REQUIRED ACTION:
Output each record exactly as given. Leave out every picture.
(THE DATA begins)
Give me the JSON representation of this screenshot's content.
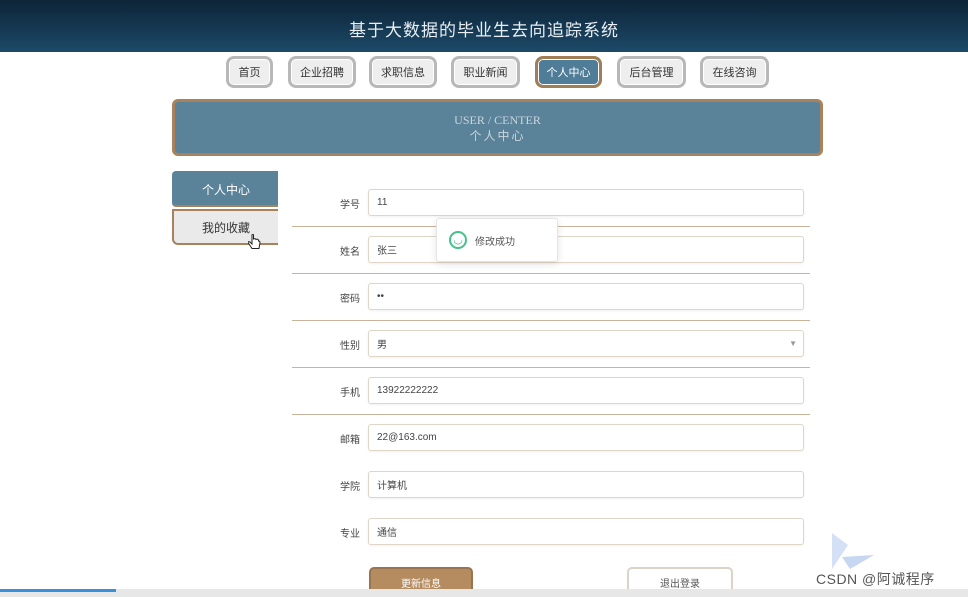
{
  "header": {
    "title": "基于大数据的毕业生去向追踪系统"
  },
  "nav": {
    "items": [
      {
        "label": "首页",
        "active": false
      },
      {
        "label": "企业招聘",
        "active": false
      },
      {
        "label": "求职信息",
        "active": false
      },
      {
        "label": "职业新闻",
        "active": false
      },
      {
        "label": "个人中心",
        "active": true
      },
      {
        "label": "后台管理",
        "active": false
      },
      {
        "label": "在线咨询",
        "active": false
      }
    ]
  },
  "banner": {
    "en": "USER / CENTER",
    "cn": "个人中心"
  },
  "sidebar": {
    "items": [
      {
        "label": "个人中心",
        "active": true
      },
      {
        "label": "我的收藏",
        "active": false
      }
    ]
  },
  "form": {
    "fields": [
      {
        "label": "学号",
        "value": "11"
      },
      {
        "label": "姓名",
        "value": "张三"
      },
      {
        "label": "密码",
        "value": "••"
      },
      {
        "label": "性别",
        "value": "男"
      },
      {
        "label": "手机",
        "value": "13922222222"
      },
      {
        "label": "邮箱",
        "value": "22@163.com"
      },
      {
        "label": "学院",
        "value": "计算机"
      },
      {
        "label": "专业",
        "value": "通信"
      }
    ],
    "save_label": "更新信息",
    "logout_label": "退出登录"
  },
  "toast": {
    "message": "修改成功"
  },
  "watermark": {
    "text": "CSDN @阿诚程序"
  },
  "colors": {
    "header": "#1c4a68",
    "accent": "#5a8299",
    "brown": "#a8825a",
    "success": "#45c18a"
  }
}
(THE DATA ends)
SOLUTION TO THE PROBLEM:
Give me the JSON representation of this screenshot's content.
{
  "header": {
    "title": "基于大数据的毕业生去向追踪系统"
  },
  "nav": {
    "items": [
      {
        "label": "首页",
        "active": false
      },
      {
        "label": "企业招聘",
        "active": false
      },
      {
        "label": "求职信息",
        "active": false
      },
      {
        "label": "职业新闻",
        "active": false
      },
      {
        "label": "个人中心",
        "active": true
      },
      {
        "label": "后台管理",
        "active": false
      },
      {
        "label": "在线咨询",
        "active": false
      }
    ]
  },
  "banner": {
    "en": "USER / CENTER",
    "cn": "个人中心"
  },
  "sidebar": {
    "items": [
      {
        "label": "个人中心",
        "active": true
      },
      {
        "label": "我的收藏",
        "active": false
      }
    ]
  },
  "form": {
    "fields": [
      {
        "label": "学号",
        "value": "11"
      },
      {
        "label": "姓名",
        "value": "张三"
      },
      {
        "label": "密码",
        "value": "••"
      },
      {
        "label": "性别",
        "value": "男"
      },
      {
        "label": "手机",
        "value": "13922222222"
      },
      {
        "label": "邮箱",
        "value": "22@163.com"
      },
      {
        "label": "学院",
        "value": "计算机"
      },
      {
        "label": "专业",
        "value": "通信"
      }
    ],
    "save_label": "更新信息",
    "logout_label": "退出登录"
  },
  "toast": {
    "message": "修改成功"
  },
  "watermark": {
    "text": "CSDN @阿诚程序"
  },
  "colors": {
    "header": "#1c4a68",
    "accent": "#5a8299",
    "brown": "#a8825a",
    "success": "#45c18a"
  }
}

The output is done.